**What to produce**: Go through the listing beneath this task and return every line that carries the string "data".

----

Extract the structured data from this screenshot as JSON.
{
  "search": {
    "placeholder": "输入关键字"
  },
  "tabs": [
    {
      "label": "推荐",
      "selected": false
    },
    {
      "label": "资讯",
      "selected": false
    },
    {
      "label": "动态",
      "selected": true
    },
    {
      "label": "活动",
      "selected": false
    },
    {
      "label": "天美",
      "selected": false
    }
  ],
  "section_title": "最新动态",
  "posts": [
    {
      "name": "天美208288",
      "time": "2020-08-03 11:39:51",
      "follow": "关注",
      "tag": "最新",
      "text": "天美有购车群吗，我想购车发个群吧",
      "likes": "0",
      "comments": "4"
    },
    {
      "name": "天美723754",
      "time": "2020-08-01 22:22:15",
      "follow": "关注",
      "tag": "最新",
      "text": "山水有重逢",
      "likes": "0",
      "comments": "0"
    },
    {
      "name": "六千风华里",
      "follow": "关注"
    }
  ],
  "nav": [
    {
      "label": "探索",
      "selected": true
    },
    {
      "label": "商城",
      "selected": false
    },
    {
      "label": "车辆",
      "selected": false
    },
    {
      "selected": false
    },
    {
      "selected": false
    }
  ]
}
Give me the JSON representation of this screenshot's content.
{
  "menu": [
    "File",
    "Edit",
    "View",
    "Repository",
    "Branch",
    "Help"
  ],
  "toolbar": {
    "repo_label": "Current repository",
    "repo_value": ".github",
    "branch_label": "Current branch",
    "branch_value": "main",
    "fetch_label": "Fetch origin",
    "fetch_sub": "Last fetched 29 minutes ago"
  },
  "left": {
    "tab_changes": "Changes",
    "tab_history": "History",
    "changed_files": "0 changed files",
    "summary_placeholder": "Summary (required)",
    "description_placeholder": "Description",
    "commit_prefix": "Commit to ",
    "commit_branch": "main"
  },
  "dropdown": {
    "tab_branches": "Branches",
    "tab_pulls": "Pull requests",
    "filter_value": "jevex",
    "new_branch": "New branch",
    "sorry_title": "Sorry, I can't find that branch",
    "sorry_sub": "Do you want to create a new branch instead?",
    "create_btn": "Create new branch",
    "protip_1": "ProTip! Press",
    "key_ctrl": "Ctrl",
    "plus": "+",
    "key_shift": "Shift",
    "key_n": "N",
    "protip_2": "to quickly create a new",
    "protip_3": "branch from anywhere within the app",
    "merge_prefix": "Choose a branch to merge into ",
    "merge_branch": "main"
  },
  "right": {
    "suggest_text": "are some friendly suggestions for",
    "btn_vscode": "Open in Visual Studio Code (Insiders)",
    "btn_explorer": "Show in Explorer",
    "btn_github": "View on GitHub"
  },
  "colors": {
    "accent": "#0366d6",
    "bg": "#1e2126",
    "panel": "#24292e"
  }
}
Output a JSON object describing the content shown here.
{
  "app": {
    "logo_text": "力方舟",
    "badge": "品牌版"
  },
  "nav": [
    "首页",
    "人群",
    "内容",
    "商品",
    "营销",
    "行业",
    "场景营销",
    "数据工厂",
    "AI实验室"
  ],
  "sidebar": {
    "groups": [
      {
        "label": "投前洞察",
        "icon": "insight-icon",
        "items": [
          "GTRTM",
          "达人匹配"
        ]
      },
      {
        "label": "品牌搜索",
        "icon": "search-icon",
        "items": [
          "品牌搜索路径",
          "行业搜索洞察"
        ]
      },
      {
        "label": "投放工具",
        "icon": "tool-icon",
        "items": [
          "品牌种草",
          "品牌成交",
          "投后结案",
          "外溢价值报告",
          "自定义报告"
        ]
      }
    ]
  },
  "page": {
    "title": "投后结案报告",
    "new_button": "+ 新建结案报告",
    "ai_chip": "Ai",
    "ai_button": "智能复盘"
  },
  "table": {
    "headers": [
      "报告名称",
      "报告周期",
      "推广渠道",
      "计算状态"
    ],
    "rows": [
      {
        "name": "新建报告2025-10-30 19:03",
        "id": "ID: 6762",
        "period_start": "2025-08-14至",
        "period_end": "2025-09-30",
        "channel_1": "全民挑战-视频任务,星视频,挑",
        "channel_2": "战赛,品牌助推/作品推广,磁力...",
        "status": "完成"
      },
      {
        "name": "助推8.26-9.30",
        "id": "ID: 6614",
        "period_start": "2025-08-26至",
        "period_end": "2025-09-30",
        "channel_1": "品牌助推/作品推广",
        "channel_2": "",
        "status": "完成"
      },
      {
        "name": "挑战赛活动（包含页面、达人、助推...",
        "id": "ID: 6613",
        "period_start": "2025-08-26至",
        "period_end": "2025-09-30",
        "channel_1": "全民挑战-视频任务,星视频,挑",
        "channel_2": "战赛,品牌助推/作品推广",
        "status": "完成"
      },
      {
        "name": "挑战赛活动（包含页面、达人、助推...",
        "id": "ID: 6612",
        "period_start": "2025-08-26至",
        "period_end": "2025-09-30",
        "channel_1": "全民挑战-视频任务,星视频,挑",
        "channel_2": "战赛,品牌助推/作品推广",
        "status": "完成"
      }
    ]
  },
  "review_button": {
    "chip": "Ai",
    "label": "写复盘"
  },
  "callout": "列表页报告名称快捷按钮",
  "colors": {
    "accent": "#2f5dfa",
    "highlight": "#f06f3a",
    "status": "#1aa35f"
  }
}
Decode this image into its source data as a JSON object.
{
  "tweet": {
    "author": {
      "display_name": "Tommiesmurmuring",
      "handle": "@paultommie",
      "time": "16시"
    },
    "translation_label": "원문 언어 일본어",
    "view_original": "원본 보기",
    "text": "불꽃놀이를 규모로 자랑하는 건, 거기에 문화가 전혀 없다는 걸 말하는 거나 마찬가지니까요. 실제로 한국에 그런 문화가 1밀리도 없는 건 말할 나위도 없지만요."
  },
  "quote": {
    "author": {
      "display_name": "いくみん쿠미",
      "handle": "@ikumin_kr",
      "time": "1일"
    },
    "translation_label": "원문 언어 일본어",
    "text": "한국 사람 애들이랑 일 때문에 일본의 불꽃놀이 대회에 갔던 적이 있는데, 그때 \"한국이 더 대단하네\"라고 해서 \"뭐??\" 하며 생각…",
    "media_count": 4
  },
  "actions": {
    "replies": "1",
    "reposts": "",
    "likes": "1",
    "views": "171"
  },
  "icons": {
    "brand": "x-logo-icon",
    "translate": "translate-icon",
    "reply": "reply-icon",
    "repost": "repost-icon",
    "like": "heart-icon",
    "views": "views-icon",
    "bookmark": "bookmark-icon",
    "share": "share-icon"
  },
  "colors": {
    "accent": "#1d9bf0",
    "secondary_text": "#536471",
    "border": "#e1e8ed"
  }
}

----

**Solution to the problem**:
Extract the structured data from this screenshot as JSON.
Decode this image into its source data as a JSON object.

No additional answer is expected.